About Us

Elizabeth Floyd Mair

Elizabeth Floyd Mair


Upstate New York, USA

Elizabeth, a native of Albany, N.Y., earned an M.F.A. in East Asian Languages and Literature (Japanese) at the University of Iowa before heading to Japan. She spent the next 15 years living and working in Tokyo.

While in Japan, she graduated from the one-year advanced language program offered by the Inter-University Center for Japanese Language Studies, also known as the Stanford Center. She spent the next five years working as a translator and interpreter in the major Japanese bank Yasuda Trust before moving to a position as book editor with Kodansha International, where she produced books in English on topics including Japanese business practices, language, art, and cooking.

During her nine years with Kodansha, she regularly presented book proposals in Japanese at meetings with company executives; met with Japanese authors by herself, gaining permission to publish English versions of their books and ironing out contract details (all in Japanese); and interpreted at company-wide business functions.

While in Japan she made a wide circle of Japanese acquaintances and friends from all walks of life including many company executives and became adept at navigating between Japanese and Western culture in a wide variety of situations.

Since returning to the U.S. she has taught Japanese language at Bennington College and translation of Japanese literature at the State University of New York at Albany. She has worked as a freelance editorial consultant on book projects related to Japan. She has also served as a freelance interpreter (in design meetings as well as in a clean room environment) for local company GE Healthcare, interpreting between Japanese and American engineers on the design, installation, and use of high-tech equipment.

She also works as a freelance essay and features writer. Her work has appeared in publications including The San Francisco Chronicle, The Albany Times Union, and Hudson Valley magazine.
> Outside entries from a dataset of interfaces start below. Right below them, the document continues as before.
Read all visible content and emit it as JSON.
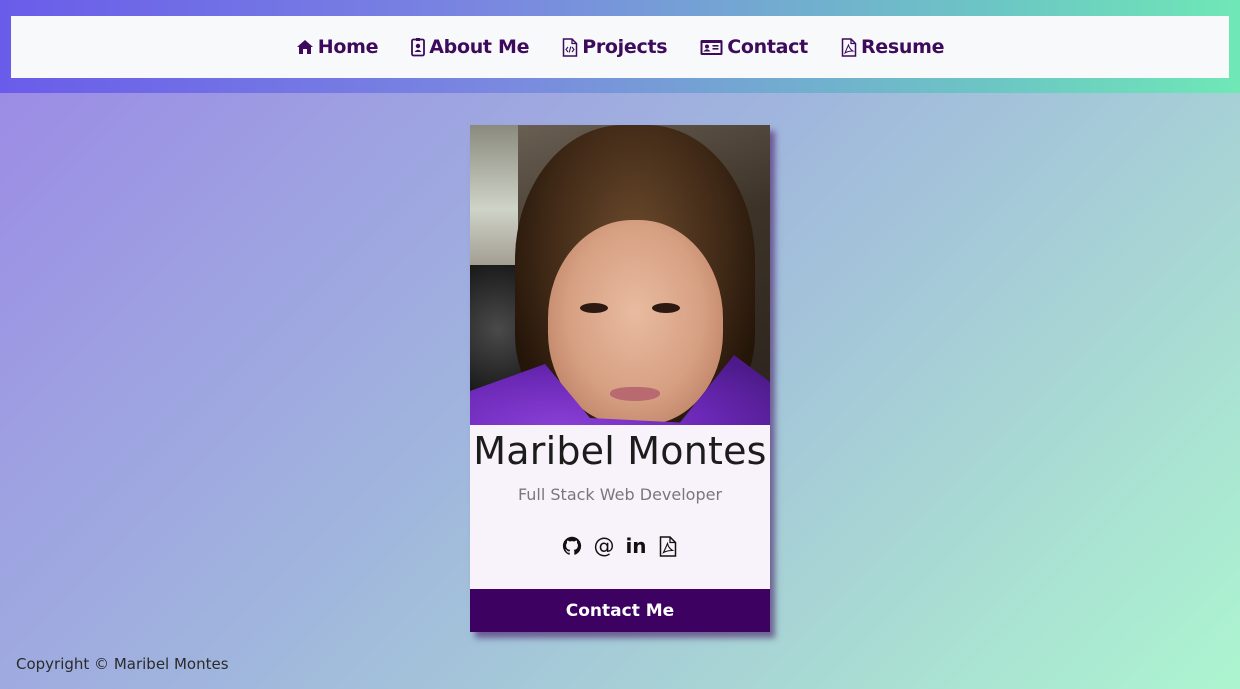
{
  "nav": {
    "items": [
      {
        "label": "Home",
        "icon": "home-icon"
      },
      {
        "label": "About Me",
        "icon": "id-badge-icon"
      },
      {
        "label": "Projects",
        "icon": "file-code-icon"
      },
      {
        "label": "Contact",
        "icon": "contact-card-icon"
      },
      {
        "label": "Resume",
        "icon": "file-pdf-icon"
      }
    ],
    "color": "#3e0b5c"
  },
  "card": {
    "photo_alt": "Maribel Montes portrait",
    "name": "Maribel Montes",
    "title": "Full Stack Web Developer",
    "social": {
      "github_icon": "github-icon",
      "email_symbol": "@",
      "linkedin_text": "in",
      "resume_icon": "file-pdf-icon"
    },
    "cta_label": "Contact Me",
    "cta_color": "#3d0161"
  },
  "footer": {
    "copyright": "Copyright © Maribel Montes"
  }
}
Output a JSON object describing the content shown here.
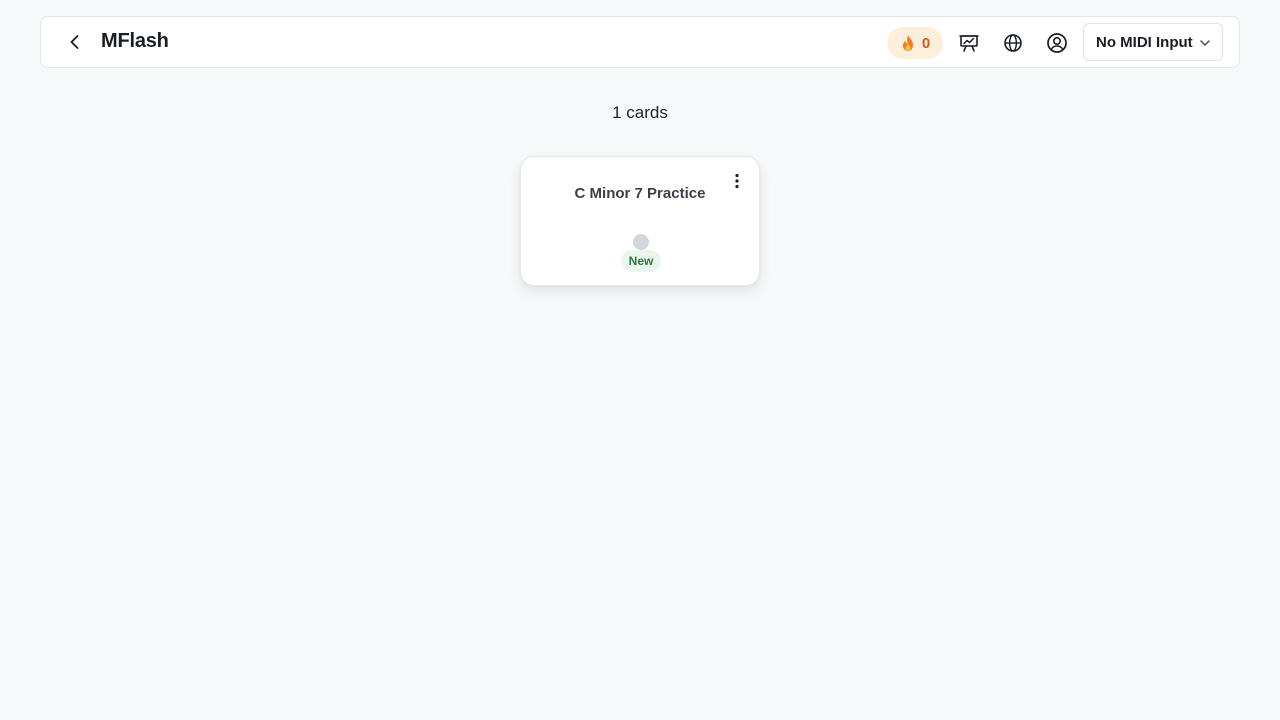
{
  "header": {
    "title": "MFlash",
    "back_icon": "chevron-left-icon",
    "streak": {
      "icon": "fire-icon",
      "count": "0",
      "bg_color": "#fdefdc",
      "text_color": "#d4591a"
    },
    "icons": [
      "presentation-chart-icon",
      "globe-icon",
      "user-circle-icon"
    ],
    "midi": {
      "selected": "No MIDI Input",
      "icon": "chevron-down-icon"
    }
  },
  "main": {
    "card_count_label": "1 cards",
    "cards": [
      {
        "title": "C Minor 7 Practice",
        "status": "New",
        "status_color": "#2b7a3b",
        "menu_icon": "kebab-menu-icon"
      }
    ]
  }
}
Elizabeth excels at bringing people together and at narrowing the cultural divide with sensitivity and humor.